TASK DATA:
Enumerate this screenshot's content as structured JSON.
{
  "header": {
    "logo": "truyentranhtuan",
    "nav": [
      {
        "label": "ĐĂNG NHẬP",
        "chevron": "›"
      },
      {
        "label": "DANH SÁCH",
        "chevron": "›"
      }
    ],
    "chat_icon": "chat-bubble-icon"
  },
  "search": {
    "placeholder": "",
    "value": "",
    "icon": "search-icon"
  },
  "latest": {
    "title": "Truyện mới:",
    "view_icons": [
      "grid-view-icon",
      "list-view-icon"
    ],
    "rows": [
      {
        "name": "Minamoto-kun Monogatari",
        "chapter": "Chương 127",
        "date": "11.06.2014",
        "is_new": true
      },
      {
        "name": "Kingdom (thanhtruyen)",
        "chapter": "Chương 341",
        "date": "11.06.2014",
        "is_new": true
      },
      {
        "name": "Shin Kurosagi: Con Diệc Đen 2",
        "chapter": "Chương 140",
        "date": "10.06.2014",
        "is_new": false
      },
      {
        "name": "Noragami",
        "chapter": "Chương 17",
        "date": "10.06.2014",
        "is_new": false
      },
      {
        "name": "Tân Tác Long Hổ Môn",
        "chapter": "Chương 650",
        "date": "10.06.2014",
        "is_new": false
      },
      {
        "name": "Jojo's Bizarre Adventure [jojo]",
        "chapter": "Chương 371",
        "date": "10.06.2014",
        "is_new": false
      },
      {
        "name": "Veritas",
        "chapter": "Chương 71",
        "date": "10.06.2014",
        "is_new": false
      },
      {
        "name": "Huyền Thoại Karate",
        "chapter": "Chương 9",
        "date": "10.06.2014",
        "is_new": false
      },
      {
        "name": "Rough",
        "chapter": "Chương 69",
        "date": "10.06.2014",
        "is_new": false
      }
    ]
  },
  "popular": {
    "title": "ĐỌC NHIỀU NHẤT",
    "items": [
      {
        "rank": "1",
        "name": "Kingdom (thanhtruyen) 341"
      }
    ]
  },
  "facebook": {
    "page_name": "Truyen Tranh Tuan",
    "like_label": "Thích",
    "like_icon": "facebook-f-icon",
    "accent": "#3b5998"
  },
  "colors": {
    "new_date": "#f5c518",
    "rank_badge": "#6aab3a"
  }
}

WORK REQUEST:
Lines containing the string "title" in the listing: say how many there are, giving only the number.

TASK OUTPUT:
2